While living in Toronto, I performed for about a three year period in the hotels backing name acts like Tony Bennett, Mel Torme, Rich Little, etc., (you name the act I've played it.)  That was when I really became involved in the studio musician scene.   I got into really doubling and now I have 15 instruments or more, clarinets, saxes, flutes, bassoon, and recorders, for studio work.  This made me learn many different styles of playing.  Remember, an Artist of Music ahs to earn a living too and I really do not like selling hot dogs, pumping gas, working for lawyers, or any other job of that nature.  I was always happy playing my instruments at lease for awhile until on found out how awful it really was.

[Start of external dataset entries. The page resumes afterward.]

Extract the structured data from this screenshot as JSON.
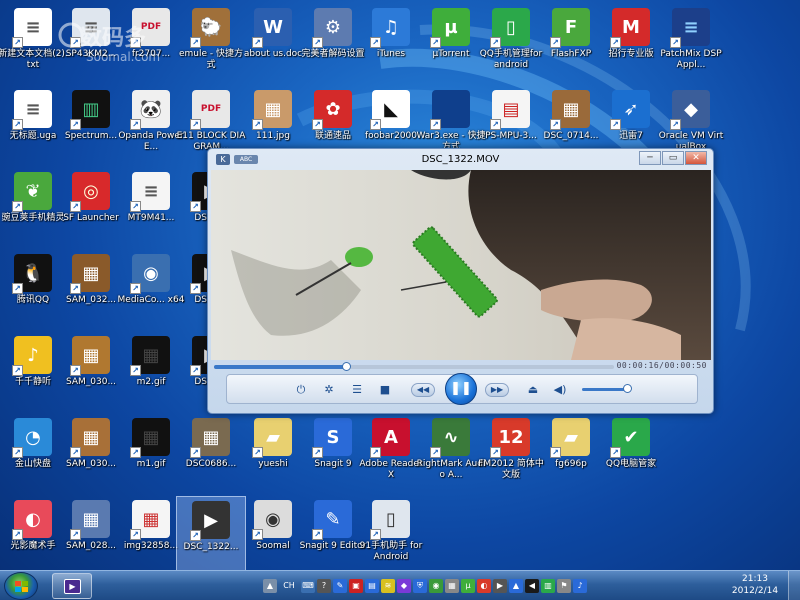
{
  "desktop_icons": [
    {
      "name": "new-text-file-icon",
      "label": "新建文本文档(2).txt",
      "color": "#ffffff",
      "glyph": "≡",
      "fg": "#555"
    },
    {
      "name": "sp-file-icon",
      "label": "SP43KM2...",
      "color": "#dfe6ee",
      "glyph": "≡",
      "fg": "#555"
    },
    {
      "name": "pdf-2707-icon",
      "label": "fr2707...",
      "color": "#e8e8e8",
      "glyph": "PDF",
      "fg": "#c8102e"
    },
    {
      "name": "emule-icon",
      "label": "emule - 快捷方式",
      "color": "#a0703a",
      "glyph": "🐑",
      "fg": "#fff"
    },
    {
      "name": "about-us-doc-icon",
      "label": "about us.doc",
      "color": "#2b5fb0",
      "glyph": "W",
      "fg": "#fff"
    },
    {
      "name": "codec-settings-icon",
      "label": "完美者解码设置",
      "color": "#5d7bb0",
      "glyph": "⚙",
      "fg": "#fff"
    },
    {
      "name": "itunes-icon",
      "label": "iTunes",
      "color": "#2c7ad8",
      "glyph": "♫",
      "fg": "#fff"
    },
    {
      "name": "utorrent-icon",
      "label": "µTorrent",
      "color": "#3fae3b",
      "glyph": "µ",
      "fg": "#fff"
    },
    {
      "name": "qq-phone-manager-icon",
      "label": "QQ手机管理for android",
      "color": "#2ba84a",
      "glyph": "▯",
      "fg": "#fff"
    },
    {
      "name": "flashfxp-icon",
      "label": "FlashFXP",
      "color": "#4aa83d",
      "glyph": "F",
      "fg": "#fff"
    },
    {
      "name": "zhaoxing-icon",
      "label": "招行专业版",
      "color": "#d42a2a",
      "glyph": "M",
      "fg": "#fff"
    },
    {
      "name": "patchmix-icon",
      "label": "PatchMix DSP Appl...",
      "color": "#1c3f8a",
      "glyph": "≡",
      "fg": "#8fd0ff"
    },
    {
      "name": "untitled-uga-icon",
      "label": "无标题.uga",
      "color": "#ffffff",
      "glyph": "≡",
      "fg": "#555"
    },
    {
      "name": "spectrum-icon",
      "label": "Spectrum...",
      "color": "#111111",
      "glyph": "▥",
      "fg": "#4c8"
    },
    {
      "name": "opanda-icon",
      "label": "Opanda PowerE...",
      "color": "#f0f0f0",
      "glyph": "🐼",
      "fg": "#000"
    },
    {
      "name": "e11-block-pdf-icon",
      "label": "E11 BLOCK DIAGRAM...",
      "color": "#e8e8e8",
      "glyph": "PDF",
      "fg": "#c8102e"
    },
    {
      "name": "jpg-111-icon",
      "label": "111.jpg",
      "color": "#c99a6a",
      "glyph": "▦",
      "fg": "#fff"
    },
    {
      "name": "unicom-icon",
      "label": "联通速品",
      "color": "#d42a2a",
      "glyph": "✿",
      "fg": "#fff"
    },
    {
      "name": "foobar2000-icon",
      "label": "foobar2000",
      "color": "#ffffff",
      "glyph": "◣",
      "fg": "#111"
    },
    {
      "name": "war3-icon",
      "label": "War3.exe - 快捷方式",
      "color": "#0f3f8c",
      "glyph": "",
      "fg": "#fff"
    },
    {
      "name": "ps-mpu-icon",
      "label": "PS-MPU-3...",
      "color": "#f5f5f5",
      "glyph": "▤",
      "fg": "#c22"
    },
    {
      "name": "dsc-0714-icon",
      "label": "DSC_0714...",
      "color": "#9a6a3a",
      "glyph": "▦",
      "fg": "#fff"
    },
    {
      "name": "xunlei7-icon",
      "label": "迅雷7",
      "color": "#1b6fd0",
      "glyph": "➶",
      "fg": "#fff"
    },
    {
      "name": "virtualbox-icon",
      "label": "Oracle VM VirtualBox",
      "color": "#3b5e9a",
      "glyph": "◆",
      "fg": "#fff"
    },
    {
      "name": "wandoujia-icon",
      "label": "豌豆荚手机精灵",
      "color": "#4aa83d",
      "glyph": "❦",
      "fg": "#fff"
    },
    {
      "name": "sf-launcher-icon",
      "label": "SF Launcher",
      "color": "#d8292b",
      "glyph": "◎",
      "fg": "#ffd"
    },
    {
      "name": "mt9m41-icon",
      "label": "MT9M41...",
      "color": "#f5f5f5",
      "glyph": "≡",
      "fg": "#555"
    },
    {
      "name": "dsc-video-1-icon",
      "label": "DSC0...",
      "color": "#111111",
      "glyph": "▶",
      "fg": "#fff"
    },
    {
      "name": "qq-icon",
      "label": "腾讯QQ",
      "color": "#111111",
      "glyph": "🐧",
      "fg": "#fff"
    },
    {
      "name": "sam-032-icon",
      "label": "SAM_032...",
      "color": "#8a5a2a",
      "glyph": "▦",
      "fg": "#fff"
    },
    {
      "name": "mediacoder-icon",
      "label": "MediaCo... x64",
      "color": "#3a6fb0",
      "glyph": "◉",
      "fg": "#fff"
    },
    {
      "name": "dsc-video-2-icon",
      "label": "DSC0...",
      "color": "#111111",
      "glyph": "▶",
      "fg": "#fff"
    },
    {
      "name": "ttplayer-icon",
      "label": "千千静听",
      "color": "#f0c020",
      "glyph": "♪",
      "fg": "#fff"
    },
    {
      "name": "sam-030a-icon",
      "label": "SAM_030...",
      "color": "#b07830",
      "glyph": "▦",
      "fg": "#fff"
    },
    {
      "name": "m2-gif-icon",
      "label": "m2.gif",
      "color": "#111111",
      "glyph": "▦",
      "fg": "#444"
    },
    {
      "name": "dsc-video-3-icon",
      "label": "DSC0...",
      "color": "#111111",
      "glyph": "▶",
      "fg": "#fff"
    },
    {
      "name": "kingsoft-icon",
      "label": "金山快盘",
      "color": "#2a8ad8",
      "glyph": "◔",
      "fg": "#fff"
    },
    {
      "name": "sam-030b-icon",
      "label": "SAM_030...",
      "color": "#a87038",
      "glyph": "▦",
      "fg": "#fff"
    },
    {
      "name": "m1-gif-icon",
      "label": "m1.gif",
      "color": "#111111",
      "glyph": "▦",
      "fg": "#444"
    },
    {
      "name": "dsc0686-icon",
      "label": "DSC0686...",
      "color": "#7a6a50",
      "glyph": "▦",
      "fg": "#fff"
    },
    {
      "name": "yueshi-folder-icon",
      "label": "yueshi",
      "color": "#e8d070",
      "glyph": "▰",
      "fg": "#fff"
    },
    {
      "name": "snagit9-icon",
      "label": "Snagit 9",
      "color": "#2a6ad8",
      "glyph": "S",
      "fg": "#fff"
    },
    {
      "name": "adobe-reader-icon",
      "label": "Adobe Reader X",
      "color": "#c8102e",
      "glyph": "A",
      "fg": "#fff"
    },
    {
      "name": "rightmark-icon",
      "label": "RightMark Audio A...",
      "color": "#3a7a3a",
      "glyph": "∿",
      "fg": "#fff"
    },
    {
      "name": "fm2012-icon",
      "label": "FM2012 简体中文版",
      "color": "#d83a2a",
      "glyph": "12",
      "fg": "#fff"
    },
    {
      "name": "fg696p-folder-icon",
      "label": "fg696p",
      "color": "#e8d070",
      "glyph": "▰",
      "fg": "#fff"
    },
    {
      "name": "qq-pc-manager-icon",
      "label": "QQ电脑管家",
      "color": "#2aa84a",
      "glyph": "✔",
      "fg": "#fff"
    },
    {
      "name": "photo-magic-icon",
      "label": "光影魔术手",
      "color": "#e84a5a",
      "glyph": "◐",
      "fg": "#fff"
    },
    {
      "name": "sam-028-icon",
      "label": "SAM_028...",
      "color": "#5a7ab0",
      "glyph": "▦",
      "fg": "#fff"
    },
    {
      "name": "img3285-icon",
      "label": "img32858...",
      "color": "#f5f5f5",
      "glyph": "▦",
      "fg": "#c33"
    },
    {
      "name": "dsc-1322-selected-icon",
      "label": "DSC_1322...",
      "color": "#333333",
      "glyph": "▶",
      "fg": "#fff"
    },
    {
      "name": "soomal-audio-icon",
      "label": "Soomal",
      "color": "#dcdcdc",
      "glyph": "◉",
      "fg": "#333"
    },
    {
      "name": "snagit9-editor-icon",
      "label": "Snagit 9 Editor",
      "color": "#2a6ad8",
      "glyph": "✎",
      "fg": "#fff"
    },
    {
      "name": "phone-assistant-icon",
      "label": "91手机助手 for Android",
      "color": "#dfe6ee",
      "glyph": "▯",
      "fg": "#333"
    }
  ],
  "watermark": {
    "text": "数码多",
    "sub": "Soomal.com"
  },
  "player": {
    "app_label": "ABC",
    "title": "DSC_1322.MOV",
    "timecode": "00:00:16/00:00:50",
    "progress": 0.33,
    "volume": 0.9,
    "btn_min": "─",
    "btn_restore": "▭",
    "btn_close": "✕"
  },
  "taskbar": {
    "lang": "CH",
    "clock_time": "21:13",
    "clock_date": "2012/2/14"
  }
}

Another part of my musical life in Canada was I was commissioned to compose compositions for such groups as the Central Band of the Canadian Forces, the Different Drummers Woodwind Group from Hamilton and Ottawa Symphonies.  Also, I was happy to compose music for the Toronto Music Educators Assoc..  All these compositions were funded by the Ontario Arts Council.

In January, 1975, my court case was won in the states and I could return legally to my home country.  Toronto and Canada could not give me the musical experience I was looking for I had to move to NYC.  New York has been an exciting, difficult and rewarding place for me.  As usual I was active in three areas of music, performing, composing and conducting.  IN the big apple I have been performing in shows, club dates, studio work, recitals, and jazz concerts.  On the composing side I have spent most of the time writing for my 13 piece band.  On the conducting side I have been conducting the band members into the mainstream of my personal approach to music.

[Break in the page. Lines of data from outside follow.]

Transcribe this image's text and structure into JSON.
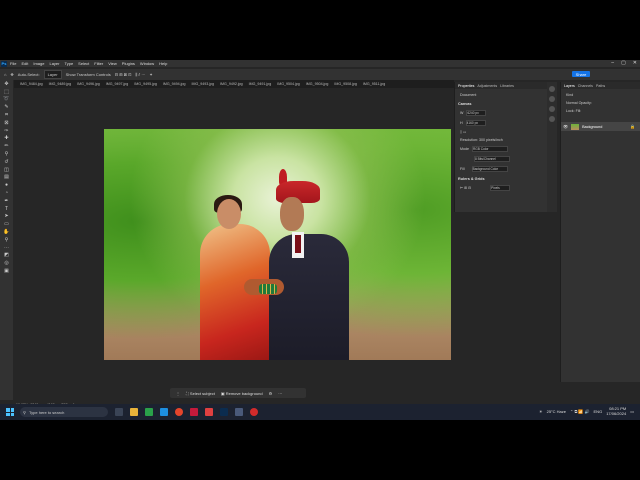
{
  "app": {
    "logo_label": "Ps"
  },
  "menubar": {
    "items": [
      "File",
      "Edit",
      "Image",
      "Layer",
      "Type",
      "Select",
      "Filter",
      "View",
      "Plugins",
      "Window",
      "Help"
    ]
  },
  "window_controls": [
    "–",
    "▢",
    "✕"
  ],
  "options": {
    "auto_select": "Auto-Select:",
    "layer": "Layer",
    "show_transform": "Show Transform Controls",
    "share": "Share"
  },
  "tabs": [
    "IMG_9484.jpg",
    "IMG_9489.jpg",
    "IMG_9496.jpg",
    "IMG_9497.jpg",
    "IMG_9495.jpg",
    "IMG_9494.jpg",
    "IMG_9493.jpg",
    "IMG_9492.jpg",
    "IMG_9491.jpg",
    "IMG_9504.jpg",
    "IMG_9504.jpg",
    "IMG_9508.jpg",
    "IMG_9511.jpg",
    "IMG_9515.jpg"
  ],
  "contextual": {
    "select_subject": "Select subject",
    "remove_background": "Remove background"
  },
  "status": {
    "zoom": "19.62%",
    "dims": "6240 px x 4160 px (300 ppi)"
  },
  "properties": {
    "tabs": [
      "Properties",
      "Adjustments",
      "Libraries"
    ],
    "doc_label": "Document",
    "canvas_label": "Canvas",
    "width": "6240 px",
    "height": "4160 px",
    "resolution": "Resolution: 300 pixels/inch",
    "mode_label": "Mode",
    "mode": "RGB Color",
    "bits": "8 Bits/Channel",
    "fill_label": "Fill",
    "fill_value": "Background Color",
    "rulers_label": "Rulers & Grids",
    "unit": "Pixels"
  },
  "layers": {
    "tabs": [
      "Layers",
      "Channels",
      "Paths"
    ],
    "kind": "Kind",
    "mode": "Normal",
    "opacity": "Opacity:",
    "lock": "Lock:",
    "fill": "Fill:",
    "layer_name": "Background"
  },
  "taskbar": {
    "search": "Type here to search",
    "weather": "25°C  Haze",
    "lang": "ENG",
    "time": "08:21 PM",
    "date": "17/06/2024"
  }
}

IN 1974, I may add I produced my first jazz album called Mission and was very happy about the results.  Because this is an artistic record rather than a profit seeking record it was impossible for me to reach a broad audience.

Reviews of the first Album:

The members of my jazz ensemble were Mario Rivera, Bari Sax, Vinnie De La Rocce, Tenor, Morty Silver, Alto, Bob and Glenn Zottola, Tp. Keith O Quinn, Trombone, Mark Sheppard, Bass Trombone, John Riley, Drums, Mike Lawrence, Bass, Mike Garson, Piano, and Mark Elf, guitar. A great group of musicians I am only sorry I could not provide them with work.

These last three years have brought me a performing jazz grant from the National Endowment for the Arts and several concerts from the New York State Council on the Arts called Meet the Composer Concerts.  My greatest joy was to hear my solo violin Sonata, duet sonata and viola and Violin Sonata on one of these programs, performed by Masako Yanagita and Tomoko Sakata.

This has been a short written essay on my work as a musician.  I would like to say it is so difficult to be a composer of serious music.  I do not know how I did what I did.  Without great musicians to perform my music it is meaningless at times I do not know what to do so I do nothing.

The last five years 1996 to 2001 I have not done much have been tired out from all the work and little success.  My wives has made my life a nightmare.  My first wife taking the children and I have not seen for 20 years a terrible action and very sad for me in my life.  My second wife an alcoholic who would never stop drinking so very sad too it almost killed me. Not having sisters I never knew how selfish women could be I always view women as a looking caring person as my Mother was to me.  But it took a life time to learn that women are not your Mother.

I turned to Yoga for my strength and life.  Life without Yoga is not life. If you want to be a real artist you must study Yoga. this will give you the strength to move into the world of real art and the only art.   Yoga is Art. Art is Yoga.  Music is materialism. This was very sad for me when I learned that music was no different than a hot dog.  But when you study yoga and the art of yoga you will learn the fine line between musical art and materialism.   Most all music is materialism, but at times it reaches the divine.  Let us learn to be on that fine line of divine music.  This is the meaning of my life is divine music. There is no more to say.

Greg Henry Waters, Acapulco Mexico March 15, 2001